The required result is a copy of each line below in which "this" appears.
════════════════
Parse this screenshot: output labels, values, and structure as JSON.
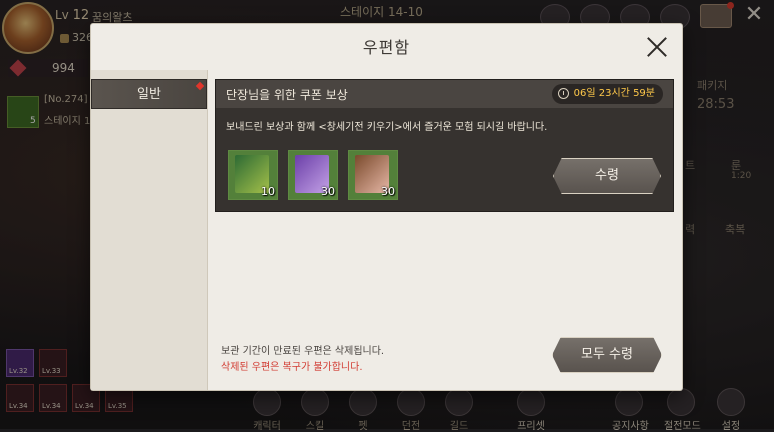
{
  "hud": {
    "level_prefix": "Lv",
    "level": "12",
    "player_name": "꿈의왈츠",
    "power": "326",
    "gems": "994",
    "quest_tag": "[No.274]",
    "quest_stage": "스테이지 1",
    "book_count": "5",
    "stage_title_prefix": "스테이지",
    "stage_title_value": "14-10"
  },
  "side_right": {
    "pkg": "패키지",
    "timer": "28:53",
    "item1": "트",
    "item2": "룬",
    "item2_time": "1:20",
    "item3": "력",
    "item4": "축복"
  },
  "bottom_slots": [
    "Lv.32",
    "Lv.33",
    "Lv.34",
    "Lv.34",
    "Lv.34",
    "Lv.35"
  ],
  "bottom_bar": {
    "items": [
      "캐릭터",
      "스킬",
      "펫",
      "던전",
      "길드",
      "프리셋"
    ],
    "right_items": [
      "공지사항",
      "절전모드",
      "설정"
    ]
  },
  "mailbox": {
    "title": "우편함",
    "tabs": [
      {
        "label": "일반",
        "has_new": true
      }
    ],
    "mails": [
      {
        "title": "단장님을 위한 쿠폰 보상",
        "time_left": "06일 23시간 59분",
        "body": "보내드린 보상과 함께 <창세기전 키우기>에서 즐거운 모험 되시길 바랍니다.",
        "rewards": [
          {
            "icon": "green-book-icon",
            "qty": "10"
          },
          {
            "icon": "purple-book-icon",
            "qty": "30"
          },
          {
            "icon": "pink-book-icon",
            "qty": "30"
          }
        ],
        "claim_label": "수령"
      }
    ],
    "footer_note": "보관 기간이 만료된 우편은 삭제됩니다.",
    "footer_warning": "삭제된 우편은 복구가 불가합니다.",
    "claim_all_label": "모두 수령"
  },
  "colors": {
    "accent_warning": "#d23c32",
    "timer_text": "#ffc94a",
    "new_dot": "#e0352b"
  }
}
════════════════
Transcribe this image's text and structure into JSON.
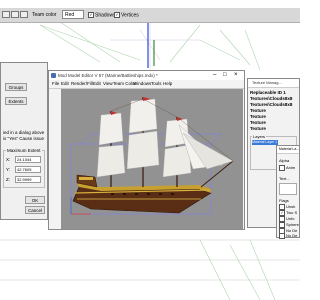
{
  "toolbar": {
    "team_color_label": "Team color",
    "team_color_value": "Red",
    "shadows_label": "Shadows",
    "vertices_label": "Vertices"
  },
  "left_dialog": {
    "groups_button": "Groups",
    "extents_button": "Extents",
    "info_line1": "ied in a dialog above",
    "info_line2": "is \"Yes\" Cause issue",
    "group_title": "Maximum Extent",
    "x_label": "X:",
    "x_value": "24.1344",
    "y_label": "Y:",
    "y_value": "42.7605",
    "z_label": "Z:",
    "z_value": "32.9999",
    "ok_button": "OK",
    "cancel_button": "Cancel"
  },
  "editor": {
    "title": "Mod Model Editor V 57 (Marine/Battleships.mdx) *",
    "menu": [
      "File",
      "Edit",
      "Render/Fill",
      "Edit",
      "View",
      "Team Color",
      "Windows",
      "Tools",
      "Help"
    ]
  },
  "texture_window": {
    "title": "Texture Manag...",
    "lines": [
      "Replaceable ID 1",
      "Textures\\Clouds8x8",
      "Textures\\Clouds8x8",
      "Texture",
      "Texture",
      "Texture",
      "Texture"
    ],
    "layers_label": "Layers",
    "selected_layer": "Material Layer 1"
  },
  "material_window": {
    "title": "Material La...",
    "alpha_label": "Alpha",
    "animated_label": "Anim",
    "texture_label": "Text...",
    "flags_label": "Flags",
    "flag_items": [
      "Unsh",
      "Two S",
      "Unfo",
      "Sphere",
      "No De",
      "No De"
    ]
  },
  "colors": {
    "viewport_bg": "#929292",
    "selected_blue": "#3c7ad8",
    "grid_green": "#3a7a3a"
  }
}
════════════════
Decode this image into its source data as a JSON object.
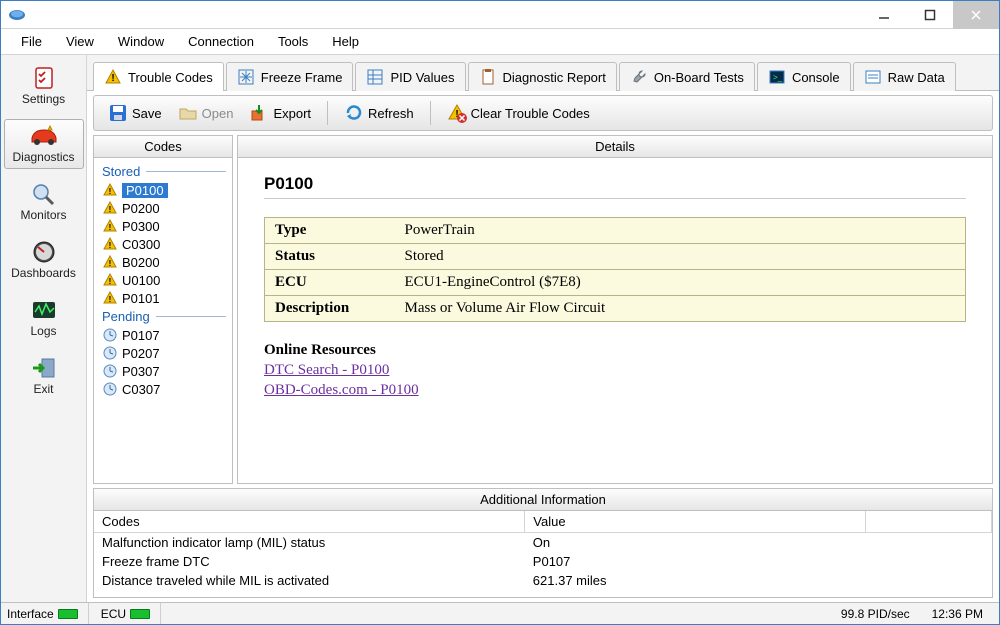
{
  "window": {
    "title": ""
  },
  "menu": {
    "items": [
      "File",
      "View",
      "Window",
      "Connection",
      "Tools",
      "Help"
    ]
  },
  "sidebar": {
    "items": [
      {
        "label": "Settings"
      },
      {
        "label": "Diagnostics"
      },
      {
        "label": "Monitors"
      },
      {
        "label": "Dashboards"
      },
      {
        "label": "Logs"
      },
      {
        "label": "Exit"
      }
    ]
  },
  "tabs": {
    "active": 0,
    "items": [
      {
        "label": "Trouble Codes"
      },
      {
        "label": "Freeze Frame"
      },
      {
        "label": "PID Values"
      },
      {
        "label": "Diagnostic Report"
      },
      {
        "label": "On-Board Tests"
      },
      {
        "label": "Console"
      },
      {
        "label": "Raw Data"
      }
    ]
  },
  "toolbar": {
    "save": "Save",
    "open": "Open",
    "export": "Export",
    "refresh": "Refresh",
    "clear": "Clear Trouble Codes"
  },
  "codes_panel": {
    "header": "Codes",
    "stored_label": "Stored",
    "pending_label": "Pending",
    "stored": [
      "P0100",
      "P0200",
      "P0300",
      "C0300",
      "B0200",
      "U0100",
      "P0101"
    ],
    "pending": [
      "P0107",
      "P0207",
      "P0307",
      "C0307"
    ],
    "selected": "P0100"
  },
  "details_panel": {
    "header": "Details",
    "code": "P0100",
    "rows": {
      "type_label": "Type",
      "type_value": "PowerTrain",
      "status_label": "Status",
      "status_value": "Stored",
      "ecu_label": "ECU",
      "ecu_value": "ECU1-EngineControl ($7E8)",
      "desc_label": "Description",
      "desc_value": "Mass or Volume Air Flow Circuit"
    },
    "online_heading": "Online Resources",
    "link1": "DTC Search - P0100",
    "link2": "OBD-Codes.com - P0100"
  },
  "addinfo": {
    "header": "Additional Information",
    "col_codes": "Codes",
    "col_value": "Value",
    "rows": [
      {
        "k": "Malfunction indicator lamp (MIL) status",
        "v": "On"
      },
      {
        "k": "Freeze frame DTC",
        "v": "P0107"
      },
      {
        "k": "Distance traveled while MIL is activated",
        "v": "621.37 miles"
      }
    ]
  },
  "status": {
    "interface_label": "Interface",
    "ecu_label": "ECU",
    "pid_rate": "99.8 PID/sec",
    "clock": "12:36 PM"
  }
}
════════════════
▶ **Answer below**:
Parse this screenshot: output labels, values, and structure as JSON.
Transcribe this image's text and structure into JSON.
Decode this image into its source data as a JSON object.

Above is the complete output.